Coast Guard Sector Key West fisheries law enforcement and the National Oceanic Atmospheric Administration Office of Law Enforcement teams issued six Lacey Act violations in the past two years for not having a Bahamian fishing permit while fishing in Bahamian waters.
In order to understand the Bahamian and U.S fishing zones, the first place to start is knowing where the Exclusive Economic Zone is located. The EEZ generally extends approximately 200 miles off the U.S. coast; however, The Bahamas is less than that. Depending on where a person is going fishing, the distance between The Bahamas and Florida needs to be calculated.
“If you are fishing between Key Largo and Red Bay, Bahamas, that’s approximately 140 miles,” said Jeremy Munkelt, a NOAA fisheries enforcement officer. “Divide that number by two and you get 70 miles, which means fishing off Key Largo within 70 miles subjects you to U.S. fishing law.”
Other areas, such as offshore from Marathon, the distance gets shortened due to its close proximity with Cay Sal, Bahamas.
“It is extremely important you check where the EEZ is in the particular area that you are fishing,” said Munkelt. “This can be done by locating the NOAA chart for the area you are in.”
If caught fishing outside of U.S. waters, fishermen are subject to the Lacey Act. An example violation is fishing in Bahamian waters without a permit and bringing the catch back to the U.S.
Overlapping jurisdictions can make sport fishing complicated, so it is important to know where you are fishing and the laws for the area on a state, federal, and international level.

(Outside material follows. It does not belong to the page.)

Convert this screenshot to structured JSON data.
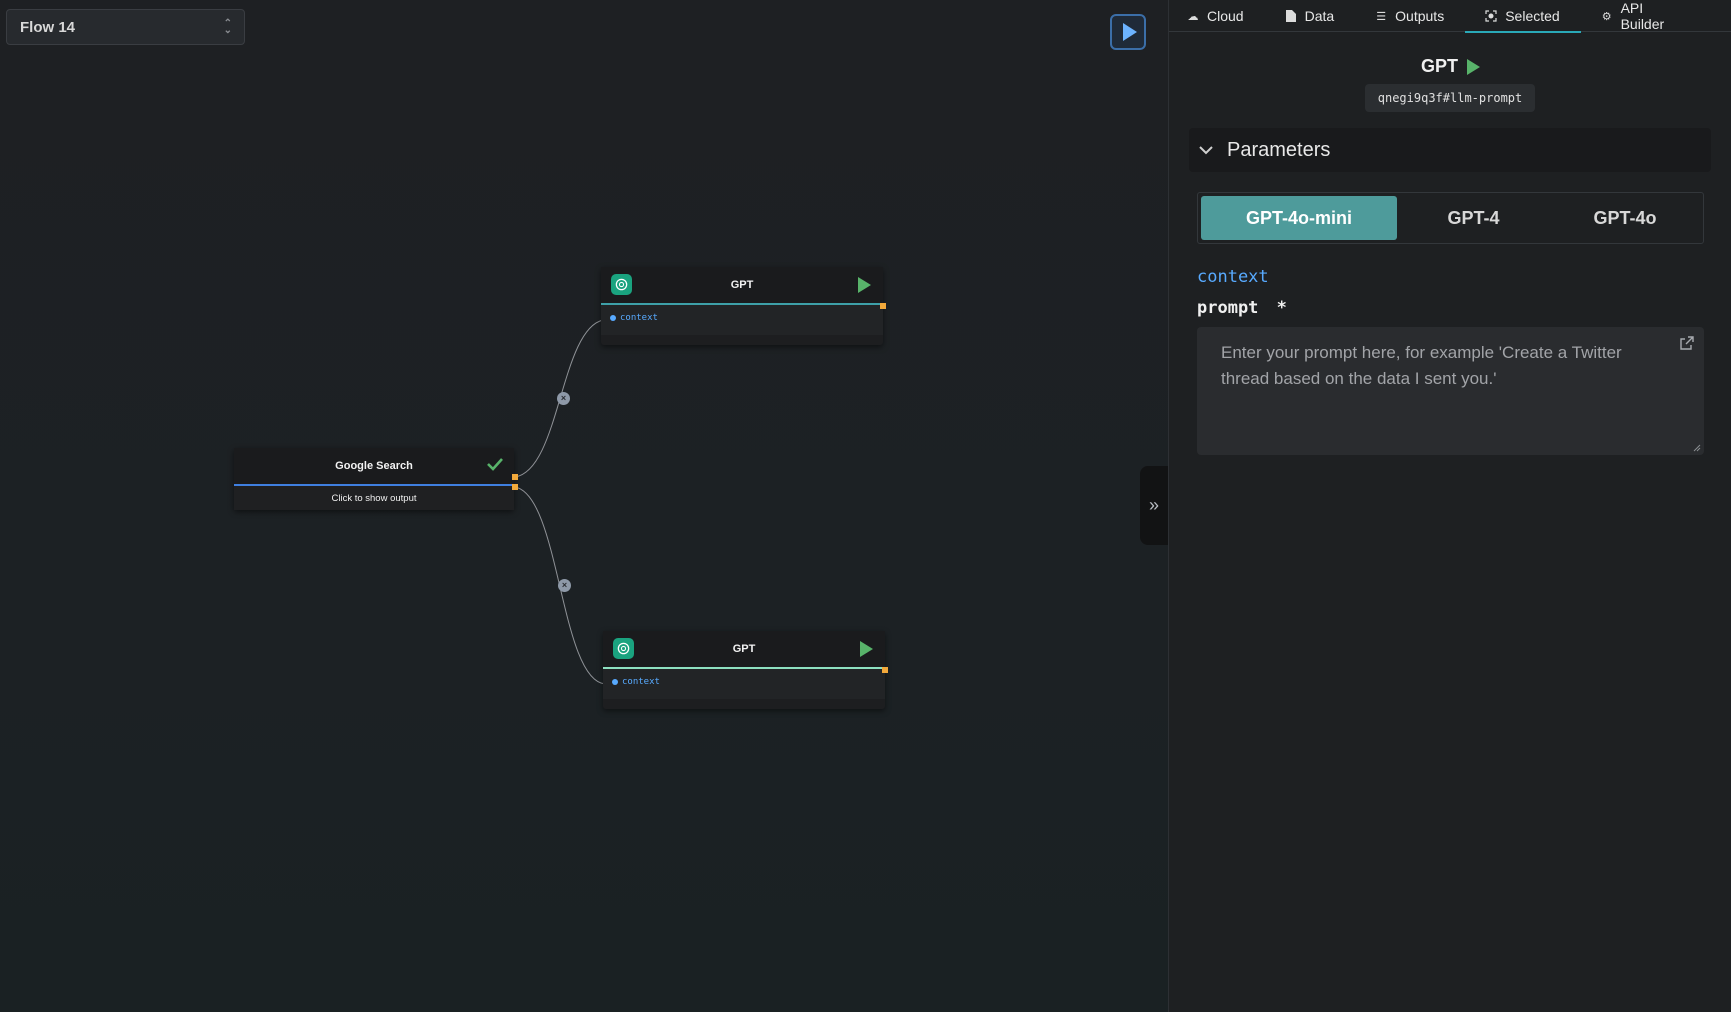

“Fishing in Bahamian waters means you are subject to Bahamian fishing laws,” said Ensign Alex Hughes, Coast Guard Sector Key West fisheries enforcement. “When you come back to the U.S., you are subject to Bahamian and U.S. fishing laws.”
Common U.S. fishing violations include having more than 18 migratory fish, such as Kingfish, Dolphin, or Tuna, aboard a vessel at any time. In Florida, no vessel may have conches aboard.